After a two-hour discussion Sept. 28 revisiting the question of whether to install automatic license-plate-reading cameras at various locations in Portola Valley, the Town Council, by consensus stayed with its decision in 2015: wait and see.
Evidence of recent developments in camera effectiveness in solving crimes wasn't sufficient to warrant the council changing its position, Town Manager Jeremy Dennis said in an interview.
The topic acquired new life in June after a home-invasion robbery in central Portola Valley. The community responded by holding forums with law enforcement officials.
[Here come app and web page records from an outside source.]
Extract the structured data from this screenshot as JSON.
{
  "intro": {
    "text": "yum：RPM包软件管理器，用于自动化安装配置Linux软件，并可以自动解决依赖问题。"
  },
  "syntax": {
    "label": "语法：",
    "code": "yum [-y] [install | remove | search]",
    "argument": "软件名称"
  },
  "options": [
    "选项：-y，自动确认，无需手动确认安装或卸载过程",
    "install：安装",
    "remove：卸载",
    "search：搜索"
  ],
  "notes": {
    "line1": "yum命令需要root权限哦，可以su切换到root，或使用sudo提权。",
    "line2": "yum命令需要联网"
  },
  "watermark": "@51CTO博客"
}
The San Mateo County Sheriff's Office also increased its presence in town.
While crime in 2016 is higher than in 2015, it is lower than in 2014 and very low compared to other jurisdictions, Mr. Dennis noted.
Given the low monetary losses typical of property crimes in town, a staff report noted that the Sheriff's Office would likely not do extensive investigations for such crimes, and would likely not use what license-plate-camera data there was.
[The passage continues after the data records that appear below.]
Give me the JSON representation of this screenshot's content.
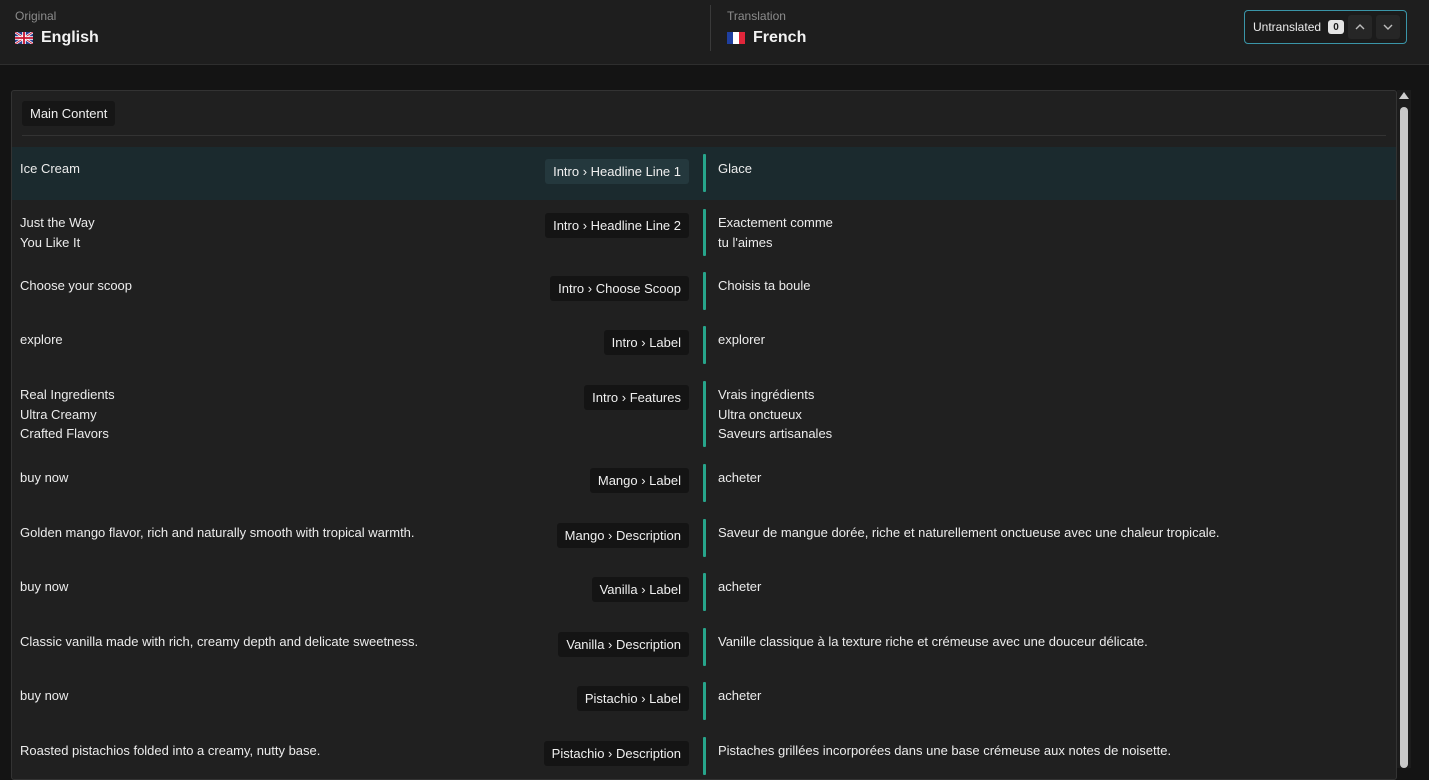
{
  "header": {
    "original": {
      "caption": "Original",
      "language": "English",
      "flag_icon": "uk-flag-icon"
    },
    "translation": {
      "caption": "Translation",
      "language": "French",
      "flag_icon": "france-flag-icon"
    },
    "untranslated": {
      "label": "Untranslated",
      "count": "0"
    }
  },
  "colors": {
    "accent": "#27a58b",
    "focus_border": "#3a95a8",
    "active_row": "#1b2a2e"
  },
  "section": {
    "title": "Main Content"
  },
  "rows": [
    {
      "source": "Ice Cream",
      "key": "Intro › Headline Line 1",
      "target": "Glace",
      "active": true
    },
    {
      "source": "Just the Way\nYou Like It",
      "key": "Intro › Headline Line 2",
      "target": "Exactement comme\ntu l'aimes"
    },
    {
      "source": "Choose your scoop",
      "key": "Intro › Choose Scoop",
      "target": "Choisis ta boule"
    },
    {
      "source": "explore",
      "key": "Intro › Label",
      "target": "explorer"
    },
    {
      "source": "Real Ingredients\nUltra Creamy\nCrafted Flavors",
      "key": "Intro › Features",
      "target": "Vrais ingrédients\nUltra onctueux\nSaveurs artisanales"
    },
    {
      "source": "buy now",
      "key": "Mango › Label",
      "target": "acheter"
    },
    {
      "source": "Golden mango flavor, rich and naturally smooth with tropical warmth.",
      "key": "Mango › Description",
      "target": "Saveur de mangue dorée, riche et naturellement onctueuse avec une chaleur tropicale."
    },
    {
      "source": "buy now",
      "key": "Vanilla › Label",
      "target": "acheter"
    },
    {
      "source": "Classic vanilla made with rich, creamy depth and delicate sweetness.",
      "key": "Vanilla › Description",
      "target": "Vanille classique à la texture riche et crémeuse avec une douceur délicate."
    },
    {
      "source": "buy now",
      "key": "Pistachio › Label",
      "target": "acheter"
    },
    {
      "source": "Roasted pistachios folded into a creamy, nutty base.",
      "key": "Pistachio › Description",
      "target": "Pistaches grillées incorporées dans une base crémeuse aux notes de noisette."
    }
  ]
}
Academic studies of camera effectiveness have shown mixed results, sometimes depending on other steps taken in concert with use of camera data. "Generally speaking, there is a dearth of quantifiable studies that test the effectiveness of (the cameras)," the report said.
The Sept. 28 discussion engaged some 40 residents for about two and a half hours in the Community Hall. The speakers split about evenly in favor of and opposed to putting in the cameras, Mr. Dennis said.
The conversation was notable for the mutual respect exhibited on both sides of the question, Mr. Dennis said, a point also noted by Mayor Maryann Derwin in an email. "It was a remarkably respectful meeting, with many people speaking with competing views," she said. "I was really proud of the civility in the room and the thoughtfulness of the speakers."
A representative from the Northern California Regional Intelligence Center, where camera data is stored, was present, as were sheriff's deputies.
There were concerns about privacy and a council majority concluded that the town does not yet meet criteria warranting installing cameras, Ms. Derwin said. She said she "essentially agreed" with the consensus, but that she remains open to the idea of installing cameras.
She was looking at the issue, she said, from the perspective of a world that is "random and scary," a place in which home-invasion robberies can occur where you least expect them. "When you're coming from a place like this (and) adopting catastrophic thinking, (cameras) make sense," she said.
Since the town has no plans to install cameras, the council directed the town manager to continue talking with Sheriff's Office deputies and with the regional intelligence center on any further steps residents can take to improve their security. Two possible steps: group purchases of surveillance cameras for residents, and annual meetings with deputies to review home security and neighborhood watch activities.